* Task goal: Examine the entries and show every line in which the word "from" is found.

* Supplied material:
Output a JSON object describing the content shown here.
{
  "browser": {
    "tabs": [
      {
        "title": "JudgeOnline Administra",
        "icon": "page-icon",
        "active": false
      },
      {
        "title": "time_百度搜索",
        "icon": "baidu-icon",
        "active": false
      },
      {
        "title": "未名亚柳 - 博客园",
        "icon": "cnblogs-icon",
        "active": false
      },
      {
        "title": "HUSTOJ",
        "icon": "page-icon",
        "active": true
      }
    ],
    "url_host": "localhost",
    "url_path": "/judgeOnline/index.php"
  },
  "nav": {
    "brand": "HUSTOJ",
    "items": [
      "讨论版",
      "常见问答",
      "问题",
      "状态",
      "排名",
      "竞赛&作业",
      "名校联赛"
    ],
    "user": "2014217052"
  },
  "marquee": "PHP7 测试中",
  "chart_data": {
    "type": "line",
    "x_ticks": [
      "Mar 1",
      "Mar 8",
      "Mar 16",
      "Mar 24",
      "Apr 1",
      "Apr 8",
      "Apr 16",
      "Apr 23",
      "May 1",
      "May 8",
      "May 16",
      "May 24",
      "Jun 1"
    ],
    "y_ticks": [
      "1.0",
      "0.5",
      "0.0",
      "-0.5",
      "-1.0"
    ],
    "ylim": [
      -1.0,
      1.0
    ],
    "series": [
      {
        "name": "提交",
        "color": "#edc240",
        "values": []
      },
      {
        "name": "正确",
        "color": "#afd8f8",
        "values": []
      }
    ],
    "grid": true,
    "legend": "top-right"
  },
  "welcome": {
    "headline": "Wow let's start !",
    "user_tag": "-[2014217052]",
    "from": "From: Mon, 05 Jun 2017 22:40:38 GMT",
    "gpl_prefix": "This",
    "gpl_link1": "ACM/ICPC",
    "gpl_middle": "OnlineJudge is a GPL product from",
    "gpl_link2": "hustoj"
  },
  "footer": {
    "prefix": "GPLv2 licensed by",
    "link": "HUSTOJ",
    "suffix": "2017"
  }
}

* Result:
    "from": "From: Mon, 05 Jun 2017 22:40:38 GMT",
    "gpl_middle": "OnlineJudge is a GPL product from",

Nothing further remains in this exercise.